Dating in the odyssey years
A recent structural analysis of the pavilion — the building opened in 1976 — led to renovations this spring that will continue into 2018 and may cost .5 million to million.But the Mann is not giving up on orchestras, even if they don’t have the presence they once did.
The Mann, a nonprofit with little endowment and a relatively weak tradition of philanthropy, still struggles to end in the black each year.“The Mann has its eye on the ball and on the future.” Among the questions: What is the Mann’s part in the city’s larger arts education scene? “I think there’s no question that, historically, the Mann was not always perceived to be the most welcoming for all constituencies, and we are trying to change that.” Williams himself answers the puzzle of mission aptly, if more poetically, in his song cycle, where he adapts a line from Max Ehrmann’s debuts at the Mann Center, 52nd and Parkside Ave., Tuesday at 8 p.m.The program, with the Philadelphia Orchestra plus vocal soloists and four choirs led by Cristian Măcelaru, also includes works of John Williams, Bernstein, Puccini, Dvorak, and others.Falla’s managed to be both a popular and a critical success, beautifully showing a record crowd of more than 10,000 just how powerfully orchestral music can advance story, fine-tune emotion, and quicken the pulse.This season, the Mann likes to say it programmed four of Philadelphia’s orchestras: the Philadelphia Orchestra, which will perform the score to ; and a Curtis Institute of Music orchestra concert that opened the season (even if it had to be moved to Curtis, because of a cold spring rain, and heard only as an online experience). A summer venue can dream, and the Mann is having some ambitious visions.

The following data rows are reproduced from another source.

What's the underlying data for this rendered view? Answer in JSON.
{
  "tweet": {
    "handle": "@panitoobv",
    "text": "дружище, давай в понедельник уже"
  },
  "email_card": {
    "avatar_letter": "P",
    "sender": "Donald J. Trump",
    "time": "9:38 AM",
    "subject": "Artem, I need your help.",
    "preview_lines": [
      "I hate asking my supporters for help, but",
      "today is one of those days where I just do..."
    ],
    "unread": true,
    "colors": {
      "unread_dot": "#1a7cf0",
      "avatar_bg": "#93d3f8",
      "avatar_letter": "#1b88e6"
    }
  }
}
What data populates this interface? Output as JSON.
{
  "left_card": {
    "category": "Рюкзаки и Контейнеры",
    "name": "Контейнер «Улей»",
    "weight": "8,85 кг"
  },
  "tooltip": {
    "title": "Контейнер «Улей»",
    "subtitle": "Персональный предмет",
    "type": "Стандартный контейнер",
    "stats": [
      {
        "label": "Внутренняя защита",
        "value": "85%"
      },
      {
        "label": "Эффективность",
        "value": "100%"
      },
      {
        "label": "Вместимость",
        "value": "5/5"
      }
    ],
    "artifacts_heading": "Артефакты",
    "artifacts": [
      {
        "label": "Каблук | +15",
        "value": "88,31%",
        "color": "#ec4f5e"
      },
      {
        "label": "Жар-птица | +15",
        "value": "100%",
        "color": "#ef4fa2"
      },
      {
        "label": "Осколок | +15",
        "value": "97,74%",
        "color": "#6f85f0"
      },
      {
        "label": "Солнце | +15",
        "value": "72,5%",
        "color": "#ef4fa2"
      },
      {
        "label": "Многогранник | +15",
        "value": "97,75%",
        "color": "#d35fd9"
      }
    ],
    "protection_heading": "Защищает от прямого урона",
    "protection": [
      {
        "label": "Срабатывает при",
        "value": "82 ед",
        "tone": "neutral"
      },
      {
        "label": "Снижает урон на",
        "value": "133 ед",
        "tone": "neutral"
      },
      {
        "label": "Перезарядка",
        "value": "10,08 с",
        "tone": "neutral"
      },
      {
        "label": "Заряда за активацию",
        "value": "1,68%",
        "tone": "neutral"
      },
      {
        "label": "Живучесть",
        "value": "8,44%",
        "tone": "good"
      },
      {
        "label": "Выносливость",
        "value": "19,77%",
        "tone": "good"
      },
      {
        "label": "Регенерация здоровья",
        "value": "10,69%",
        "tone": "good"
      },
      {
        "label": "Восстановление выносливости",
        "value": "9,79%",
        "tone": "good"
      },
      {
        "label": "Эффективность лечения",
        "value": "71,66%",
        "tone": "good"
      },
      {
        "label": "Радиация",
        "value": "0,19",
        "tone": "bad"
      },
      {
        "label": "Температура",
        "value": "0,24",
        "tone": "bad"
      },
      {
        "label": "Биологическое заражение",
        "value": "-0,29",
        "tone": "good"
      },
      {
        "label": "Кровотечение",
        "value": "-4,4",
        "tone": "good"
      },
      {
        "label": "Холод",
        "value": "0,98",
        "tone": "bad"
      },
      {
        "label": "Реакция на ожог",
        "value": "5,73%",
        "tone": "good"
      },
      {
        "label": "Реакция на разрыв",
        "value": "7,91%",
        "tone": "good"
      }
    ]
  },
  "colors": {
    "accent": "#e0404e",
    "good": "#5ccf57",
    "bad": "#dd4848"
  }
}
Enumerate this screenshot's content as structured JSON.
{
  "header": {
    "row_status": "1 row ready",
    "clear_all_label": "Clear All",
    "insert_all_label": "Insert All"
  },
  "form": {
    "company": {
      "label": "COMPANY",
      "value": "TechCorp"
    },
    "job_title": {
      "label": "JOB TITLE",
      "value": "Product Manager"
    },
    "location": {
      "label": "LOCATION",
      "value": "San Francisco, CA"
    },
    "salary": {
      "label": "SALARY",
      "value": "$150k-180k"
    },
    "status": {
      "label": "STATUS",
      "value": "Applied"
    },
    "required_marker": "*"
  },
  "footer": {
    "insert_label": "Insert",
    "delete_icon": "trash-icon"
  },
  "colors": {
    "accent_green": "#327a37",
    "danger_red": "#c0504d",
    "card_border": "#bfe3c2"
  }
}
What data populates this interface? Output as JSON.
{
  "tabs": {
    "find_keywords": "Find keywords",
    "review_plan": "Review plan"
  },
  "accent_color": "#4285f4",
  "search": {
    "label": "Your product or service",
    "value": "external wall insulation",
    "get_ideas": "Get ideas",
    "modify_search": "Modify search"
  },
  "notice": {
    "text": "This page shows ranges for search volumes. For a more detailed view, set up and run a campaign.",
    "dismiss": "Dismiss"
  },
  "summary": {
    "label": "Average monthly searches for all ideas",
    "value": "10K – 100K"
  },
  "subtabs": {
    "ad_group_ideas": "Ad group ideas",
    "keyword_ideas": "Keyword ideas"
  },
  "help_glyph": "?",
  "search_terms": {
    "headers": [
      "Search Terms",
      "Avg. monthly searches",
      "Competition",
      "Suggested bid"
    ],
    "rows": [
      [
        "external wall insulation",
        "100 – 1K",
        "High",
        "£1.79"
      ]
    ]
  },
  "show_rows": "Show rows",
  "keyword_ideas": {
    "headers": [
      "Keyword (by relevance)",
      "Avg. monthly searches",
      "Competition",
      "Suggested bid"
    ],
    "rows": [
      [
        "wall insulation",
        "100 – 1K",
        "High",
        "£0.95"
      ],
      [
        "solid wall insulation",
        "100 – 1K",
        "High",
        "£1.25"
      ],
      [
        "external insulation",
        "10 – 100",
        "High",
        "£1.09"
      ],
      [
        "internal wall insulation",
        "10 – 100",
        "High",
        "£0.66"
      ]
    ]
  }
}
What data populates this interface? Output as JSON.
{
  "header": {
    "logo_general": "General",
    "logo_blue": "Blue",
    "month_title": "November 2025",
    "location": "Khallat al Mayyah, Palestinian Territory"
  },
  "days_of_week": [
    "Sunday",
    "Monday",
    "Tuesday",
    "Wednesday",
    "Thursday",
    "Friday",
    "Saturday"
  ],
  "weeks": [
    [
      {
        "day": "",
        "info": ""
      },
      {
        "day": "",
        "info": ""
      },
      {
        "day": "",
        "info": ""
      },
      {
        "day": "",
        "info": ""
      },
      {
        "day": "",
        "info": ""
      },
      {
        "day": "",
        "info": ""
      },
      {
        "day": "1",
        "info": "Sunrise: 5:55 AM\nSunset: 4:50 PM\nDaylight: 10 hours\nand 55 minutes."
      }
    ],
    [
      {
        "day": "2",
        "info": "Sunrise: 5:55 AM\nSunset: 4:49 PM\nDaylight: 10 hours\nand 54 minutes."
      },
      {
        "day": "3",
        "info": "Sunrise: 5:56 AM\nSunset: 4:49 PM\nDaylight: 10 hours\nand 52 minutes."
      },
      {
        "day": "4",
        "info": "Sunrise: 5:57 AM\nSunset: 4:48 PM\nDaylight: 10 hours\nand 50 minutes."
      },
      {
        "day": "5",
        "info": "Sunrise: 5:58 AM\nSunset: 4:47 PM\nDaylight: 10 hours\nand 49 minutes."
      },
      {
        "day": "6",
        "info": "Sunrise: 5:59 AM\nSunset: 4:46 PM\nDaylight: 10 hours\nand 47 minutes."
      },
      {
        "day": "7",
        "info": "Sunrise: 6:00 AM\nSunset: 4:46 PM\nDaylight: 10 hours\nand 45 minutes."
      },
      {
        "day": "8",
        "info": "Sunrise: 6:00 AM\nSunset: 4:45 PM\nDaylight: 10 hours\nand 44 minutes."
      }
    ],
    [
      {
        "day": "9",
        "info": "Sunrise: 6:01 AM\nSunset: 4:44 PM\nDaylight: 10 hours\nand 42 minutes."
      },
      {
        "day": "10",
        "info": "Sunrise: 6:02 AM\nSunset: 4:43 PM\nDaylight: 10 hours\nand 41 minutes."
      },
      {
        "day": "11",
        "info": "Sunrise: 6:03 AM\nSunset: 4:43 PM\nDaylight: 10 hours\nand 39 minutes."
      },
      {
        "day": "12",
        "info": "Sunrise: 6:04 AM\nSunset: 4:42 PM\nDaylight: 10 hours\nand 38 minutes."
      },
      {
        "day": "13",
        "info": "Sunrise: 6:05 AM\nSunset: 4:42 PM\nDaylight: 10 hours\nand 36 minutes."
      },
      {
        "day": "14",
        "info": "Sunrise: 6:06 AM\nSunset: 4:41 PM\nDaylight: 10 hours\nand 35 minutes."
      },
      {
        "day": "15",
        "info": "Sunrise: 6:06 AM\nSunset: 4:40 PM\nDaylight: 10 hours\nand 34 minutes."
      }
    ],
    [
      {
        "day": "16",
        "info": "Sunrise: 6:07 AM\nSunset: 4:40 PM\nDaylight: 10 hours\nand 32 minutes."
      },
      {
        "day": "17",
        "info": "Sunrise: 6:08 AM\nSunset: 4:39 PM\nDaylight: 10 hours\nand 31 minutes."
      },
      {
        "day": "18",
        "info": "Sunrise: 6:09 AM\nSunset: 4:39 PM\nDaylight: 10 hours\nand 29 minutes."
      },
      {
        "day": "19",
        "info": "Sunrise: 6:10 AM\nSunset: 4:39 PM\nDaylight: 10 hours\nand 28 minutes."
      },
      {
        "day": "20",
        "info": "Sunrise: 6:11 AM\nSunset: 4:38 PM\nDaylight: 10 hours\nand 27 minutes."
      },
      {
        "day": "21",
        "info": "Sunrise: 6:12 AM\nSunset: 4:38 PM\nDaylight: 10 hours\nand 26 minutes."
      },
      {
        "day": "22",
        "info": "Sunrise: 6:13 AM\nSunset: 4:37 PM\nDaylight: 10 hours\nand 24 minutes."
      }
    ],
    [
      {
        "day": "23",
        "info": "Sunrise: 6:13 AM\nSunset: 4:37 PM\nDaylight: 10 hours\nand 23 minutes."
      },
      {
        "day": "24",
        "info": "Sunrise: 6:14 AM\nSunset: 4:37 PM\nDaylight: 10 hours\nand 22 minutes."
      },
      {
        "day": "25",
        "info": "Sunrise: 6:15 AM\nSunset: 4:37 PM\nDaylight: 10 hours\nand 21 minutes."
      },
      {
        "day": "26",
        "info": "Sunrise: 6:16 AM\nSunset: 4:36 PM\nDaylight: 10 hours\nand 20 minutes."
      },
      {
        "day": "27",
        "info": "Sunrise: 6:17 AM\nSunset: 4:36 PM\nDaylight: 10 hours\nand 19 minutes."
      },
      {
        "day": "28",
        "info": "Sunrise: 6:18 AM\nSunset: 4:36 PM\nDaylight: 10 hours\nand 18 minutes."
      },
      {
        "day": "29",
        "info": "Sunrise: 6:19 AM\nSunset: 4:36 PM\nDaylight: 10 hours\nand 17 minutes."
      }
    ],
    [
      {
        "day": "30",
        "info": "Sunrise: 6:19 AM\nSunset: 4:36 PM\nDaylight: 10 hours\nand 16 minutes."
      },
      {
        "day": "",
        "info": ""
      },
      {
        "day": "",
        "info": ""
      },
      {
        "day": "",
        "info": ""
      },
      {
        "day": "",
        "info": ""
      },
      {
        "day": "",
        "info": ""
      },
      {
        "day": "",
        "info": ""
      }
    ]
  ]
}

Commercial music presenters have come into the Philadelphia market in a big way, giving the Mann some competition.